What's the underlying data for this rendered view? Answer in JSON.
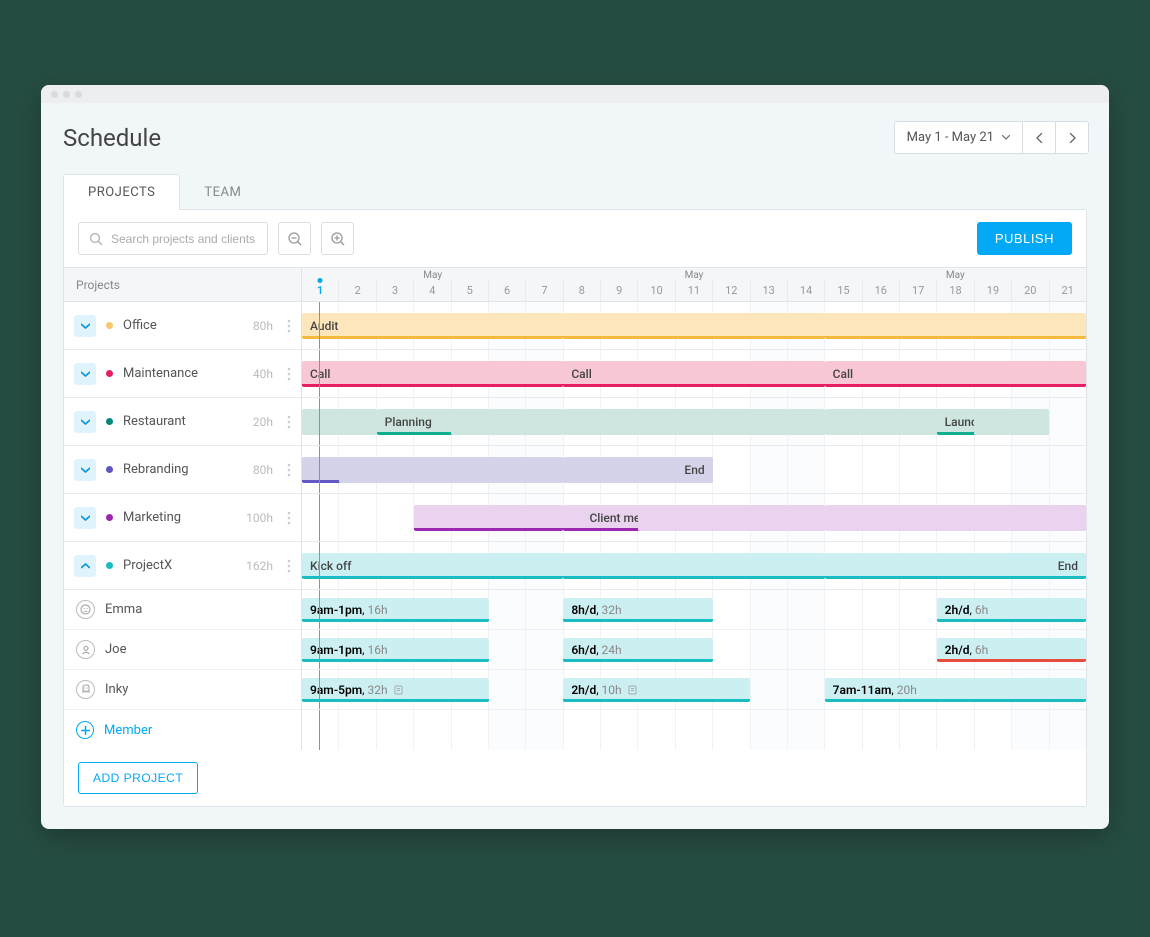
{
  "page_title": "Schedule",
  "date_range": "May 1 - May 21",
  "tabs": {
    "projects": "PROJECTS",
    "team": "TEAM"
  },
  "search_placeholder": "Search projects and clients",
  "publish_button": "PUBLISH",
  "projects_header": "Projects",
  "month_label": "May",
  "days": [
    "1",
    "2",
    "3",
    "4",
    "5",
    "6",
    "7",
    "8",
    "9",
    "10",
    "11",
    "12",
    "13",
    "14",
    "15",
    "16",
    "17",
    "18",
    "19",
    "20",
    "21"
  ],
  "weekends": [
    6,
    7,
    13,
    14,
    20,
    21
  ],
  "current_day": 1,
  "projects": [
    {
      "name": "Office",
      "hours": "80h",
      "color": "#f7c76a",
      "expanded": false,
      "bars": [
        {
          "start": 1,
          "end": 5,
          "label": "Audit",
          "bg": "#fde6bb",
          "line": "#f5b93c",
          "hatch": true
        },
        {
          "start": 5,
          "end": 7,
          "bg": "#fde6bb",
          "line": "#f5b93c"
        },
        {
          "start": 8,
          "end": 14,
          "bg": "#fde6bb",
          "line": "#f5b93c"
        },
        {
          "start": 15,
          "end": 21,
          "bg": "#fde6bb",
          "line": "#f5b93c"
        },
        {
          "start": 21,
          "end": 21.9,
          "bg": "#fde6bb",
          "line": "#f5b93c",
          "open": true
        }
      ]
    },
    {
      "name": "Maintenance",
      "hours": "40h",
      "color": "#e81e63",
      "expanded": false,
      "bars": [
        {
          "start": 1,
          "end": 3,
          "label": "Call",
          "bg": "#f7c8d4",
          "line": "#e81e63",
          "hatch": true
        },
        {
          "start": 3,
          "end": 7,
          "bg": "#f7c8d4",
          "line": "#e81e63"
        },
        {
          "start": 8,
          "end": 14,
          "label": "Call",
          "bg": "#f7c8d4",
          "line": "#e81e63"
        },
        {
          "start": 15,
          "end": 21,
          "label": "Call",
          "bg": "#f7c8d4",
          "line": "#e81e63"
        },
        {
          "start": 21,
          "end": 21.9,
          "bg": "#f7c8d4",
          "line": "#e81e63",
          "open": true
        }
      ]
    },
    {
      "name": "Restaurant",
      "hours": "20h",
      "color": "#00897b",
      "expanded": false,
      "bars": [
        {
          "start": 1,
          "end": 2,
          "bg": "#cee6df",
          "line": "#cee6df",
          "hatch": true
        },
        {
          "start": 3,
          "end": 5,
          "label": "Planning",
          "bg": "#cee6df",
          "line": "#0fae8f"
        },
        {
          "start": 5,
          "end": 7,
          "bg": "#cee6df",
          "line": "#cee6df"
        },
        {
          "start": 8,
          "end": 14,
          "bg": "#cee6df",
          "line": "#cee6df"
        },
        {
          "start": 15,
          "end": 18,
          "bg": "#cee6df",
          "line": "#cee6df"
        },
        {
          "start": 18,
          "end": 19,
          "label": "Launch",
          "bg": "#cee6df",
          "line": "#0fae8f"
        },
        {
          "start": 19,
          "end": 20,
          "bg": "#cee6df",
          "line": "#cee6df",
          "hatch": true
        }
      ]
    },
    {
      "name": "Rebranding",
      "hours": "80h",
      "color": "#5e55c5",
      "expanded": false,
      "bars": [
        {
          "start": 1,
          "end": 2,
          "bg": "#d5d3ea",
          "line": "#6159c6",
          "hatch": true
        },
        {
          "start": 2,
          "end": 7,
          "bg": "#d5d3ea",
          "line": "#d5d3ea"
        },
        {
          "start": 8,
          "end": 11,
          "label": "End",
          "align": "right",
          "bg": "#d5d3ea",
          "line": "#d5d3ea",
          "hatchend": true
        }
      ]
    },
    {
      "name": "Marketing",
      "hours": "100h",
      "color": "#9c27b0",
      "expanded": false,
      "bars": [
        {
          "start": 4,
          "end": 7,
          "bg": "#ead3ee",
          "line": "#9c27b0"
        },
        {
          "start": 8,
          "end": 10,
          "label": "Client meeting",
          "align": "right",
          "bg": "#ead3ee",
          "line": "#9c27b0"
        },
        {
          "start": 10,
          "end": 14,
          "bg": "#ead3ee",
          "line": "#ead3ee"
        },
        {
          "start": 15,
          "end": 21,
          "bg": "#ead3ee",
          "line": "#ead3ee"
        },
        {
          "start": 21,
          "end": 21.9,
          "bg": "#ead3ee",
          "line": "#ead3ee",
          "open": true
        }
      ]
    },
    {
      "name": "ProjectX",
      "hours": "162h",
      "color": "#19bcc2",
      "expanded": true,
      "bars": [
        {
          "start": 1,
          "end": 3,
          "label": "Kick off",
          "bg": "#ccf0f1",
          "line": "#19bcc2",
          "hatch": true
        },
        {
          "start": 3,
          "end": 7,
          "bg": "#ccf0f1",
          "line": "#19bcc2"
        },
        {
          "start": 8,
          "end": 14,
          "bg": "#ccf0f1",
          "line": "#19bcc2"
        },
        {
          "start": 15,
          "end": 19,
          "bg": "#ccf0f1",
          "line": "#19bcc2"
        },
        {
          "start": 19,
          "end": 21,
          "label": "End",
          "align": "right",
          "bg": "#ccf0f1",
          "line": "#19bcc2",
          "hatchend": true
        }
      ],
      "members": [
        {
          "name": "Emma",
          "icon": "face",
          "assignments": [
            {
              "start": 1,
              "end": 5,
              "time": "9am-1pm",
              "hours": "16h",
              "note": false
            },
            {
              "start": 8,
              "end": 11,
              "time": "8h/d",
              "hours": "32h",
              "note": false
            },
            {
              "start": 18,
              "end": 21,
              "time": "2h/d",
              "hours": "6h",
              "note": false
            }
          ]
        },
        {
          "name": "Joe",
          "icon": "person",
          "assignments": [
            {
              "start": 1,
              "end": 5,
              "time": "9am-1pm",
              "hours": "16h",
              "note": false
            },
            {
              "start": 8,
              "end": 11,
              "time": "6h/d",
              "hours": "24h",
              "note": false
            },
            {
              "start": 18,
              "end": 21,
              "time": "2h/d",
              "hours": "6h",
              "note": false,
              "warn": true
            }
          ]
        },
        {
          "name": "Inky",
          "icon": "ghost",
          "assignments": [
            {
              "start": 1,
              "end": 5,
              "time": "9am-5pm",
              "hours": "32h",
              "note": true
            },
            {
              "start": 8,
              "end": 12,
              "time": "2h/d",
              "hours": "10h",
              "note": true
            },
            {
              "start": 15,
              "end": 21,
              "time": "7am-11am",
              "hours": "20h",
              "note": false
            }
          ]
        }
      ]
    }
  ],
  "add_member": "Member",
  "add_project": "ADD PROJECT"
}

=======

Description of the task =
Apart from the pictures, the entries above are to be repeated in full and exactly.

Solution =
What's the underlying data for this rendered view? Answer in JSON.
{
  "page_title": "Schedule",
  "date_range": "May 1 - May 21",
  "tabs": {
    "projects": "PROJECTS",
    "team": "TEAM"
  },
  "search_placeholder": "Search projects and clients",
  "publish_button": "PUBLISH",
  "projects_header": "Projects",
  "month_label": "May",
  "days": [
    "1",
    "2",
    "3",
    "4",
    "5",
    "6",
    "7",
    "8",
    "9",
    "10",
    "11",
    "12",
    "13",
    "14",
    "15",
    "16",
    "17",
    "18",
    "19",
    "20",
    "21"
  ],
  "weekends": [
    6,
    7,
    13,
    14,
    20,
    21
  ],
  "current_day": 1,
  "projects": [
    {
      "name": "Office",
      "hours": "80h",
      "color": "#f7c76a",
      "expanded": false,
      "bars": [
        {
          "start": 1,
          "end": 5,
          "label": "Audit",
          "bg": "#fde6bb",
          "line": "#f5b93c",
          "hatch": true
        },
        {
          "start": 5,
          "end": 7,
          "bg": "#fde6bb",
          "line": "#f5b93c"
        },
        {
          "start": 8,
          "end": 14,
          "bg": "#fde6bb",
          "line": "#f5b93c"
        },
        {
          "start": 15,
          "end": 21,
          "bg": "#fde6bb",
          "line": "#f5b93c"
        },
        {
          "start": 21,
          "end": 21.9,
          "bg": "#fde6bb",
          "line": "#f5b93c",
          "open": true
        }
      ]
    },
    {
      "name": "Maintenance",
      "hours": "40h",
      "color": "#e81e63",
      "expanded": false,
      "bars": [
        {
          "start": 1,
          "end": 3,
          "label": "Call",
          "bg": "#f7c8d4",
          "line": "#e81e63",
          "hatch": true
        },
        {
          "start": 3,
          "end": 7,
          "bg": "#f7c8d4",
          "line": "#e81e63"
        },
        {
          "start": 8,
          "end": 14,
          "label": "Call",
          "bg": "#f7c8d4",
          "line": "#e81e63"
        },
        {
          "start": 15,
          "end": 21,
          "label": "Call",
          "bg": "#f7c8d4",
          "line": "#e81e63"
        },
        {
          "start": 21,
          "end": 21.9,
          "bg": "#f7c8d4",
          "line": "#e81e63",
          "open": true
        }
      ]
    },
    {
      "name": "Restaurant",
      "hours": "20h",
      "color": "#00897b",
      "expanded": false,
      "bars": [
        {
          "start": 1,
          "end": 2,
          "bg": "#cee6df",
          "line": "#cee6df",
          "hatch": true
        },
        {
          "start": 3,
          "end": 5,
          "label": "Planning",
          "bg": "#cee6df",
          "line": "#0fae8f"
        },
        {
          "start": 5,
          "end": 7,
          "bg": "#cee6df",
          "line": "#cee6df"
        },
        {
          "start": 8,
          "end": 14,
          "bg": "#cee6df",
          "line": "#cee6df"
        },
        {
          "start": 15,
          "end": 18,
          "bg": "#cee6df",
          "line": "#cee6df"
        },
        {
          "start": 18,
          "end": 19,
          "label": "Launch",
          "bg": "#cee6df",
          "line": "#0fae8f"
        },
        {
          "start": 19,
          "end": 20,
          "bg": "#cee6df",
          "line": "#cee6df",
          "hatch": true
        }
      ]
    },
    {
      "name": "Rebranding",
      "hours": "80h",
      "color": "#5e55c5",
      "expanded": false,
      "bars": [
        {
          "start": 1,
          "end": 2,
          "bg": "#d5d3ea",
          "line": "#6159c6",
          "hatch": true
        },
        {
          "start": 2,
          "end": 7,
          "bg": "#d5d3ea",
          "line": "#d5d3ea"
        },
        {
          "start": 8,
          "end": 11,
          "label": "End",
          "align": "right",
          "bg": "#d5d3ea",
          "line": "#d5d3ea",
          "hatchend": true
        }
      ]
    },
    {
      "name": "Marketing",
      "hours": "100h",
      "color": "#9c27b0",
      "expanded": false,
      "bars": [
        {
          "start": 4,
          "end": 7,
          "bg": "#ead3ee",
          "line": "#9c27b0"
        },
        {
          "start": 8,
          "end": 10,
          "label": "Client meeting",
          "align": "right",
          "bg": "#ead3ee",
          "line": "#9c27b0"
        },
        {
          "start": 10,
          "end": 14,
          "bg": "#ead3ee",
          "line": "#ead3ee"
        },
        {
          "start": 15,
          "end": 21,
          "bg": "#ead3ee",
          "line": "#ead3ee"
        },
        {
          "start": 21,
          "end": 21.9,
          "bg": "#ead3ee",
          "line": "#ead3ee",
          "open": true
        }
      ]
    },
    {
      "name": "ProjectX",
      "hours": "162h",
      "color": "#19bcc2",
      "expanded": true,
      "bars": [
        {
          "start": 1,
          "end": 3,
          "label": "Kick off",
          "bg": "#ccf0f1",
          "line": "#19bcc2",
          "hatch": true
        },
        {
          "start": 3,
          "end": 7,
          "bg": "#ccf0f1",
          "line": "#19bcc2"
        },
        {
          "start": 8,
          "end": 14,
          "bg": "#ccf0f1",
          "line": "#19bcc2"
        },
        {
          "start": 15,
          "end": 19,
          "bg": "#ccf0f1",
          "line": "#19bcc2"
        },
        {
          "start": 19,
          "end": 21,
          "label": "End",
          "align": "right",
          "bg": "#ccf0f1",
          "line": "#19bcc2",
          "hatchend": true
        }
      ],
      "members": [
        {
          "name": "Emma",
          "icon": "face",
          "assignments": [
            {
              "start": 1,
              "end": 5,
              "time": "9am-1pm",
              "hours": "16h",
              "note": false
            },
            {
              "start": 8,
              "end": 11,
              "time": "8h/d",
              "hours": "32h",
              "note": false
            },
            {
              "start": 18,
              "end": 21,
              "time": "2h/d",
              "hours": "6h",
              "note": false
            }
          ]
        },
        {
          "name": "Joe",
          "icon": "person",
          "assignments": [
            {
              "start": 1,
              "end": 5,
              "time": "9am-1pm",
              "hours": "16h",
              "note": false
            },
            {
              "start": 8,
              "end": 11,
              "time": "6h/d",
              "hours": "24h",
              "note": false
            },
            {
              "start": 18,
              "end": 21,
              "time": "2h/d",
              "hours": "6h",
              "note": false,
              "warn": true
            }
          ]
        },
        {
          "name": "Inky",
          "icon": "ghost",
          "assignments": [
            {
              "start": 1,
              "end": 5,
              "time": "9am-5pm",
              "hours": "32h",
              "note": true
            },
            {
              "start": 8,
              "end": 12,
              "time": "2h/d",
              "hours": "10h",
              "note": true
            },
            {
              "start": 15,
              "end": 21,
              "time": "7am-11am",
              "hours": "20h",
              "note": false
            }
          ]
        }
      ]
    }
  ],
  "add_member": "Member",
  "add_project": "ADD PROJECT"
}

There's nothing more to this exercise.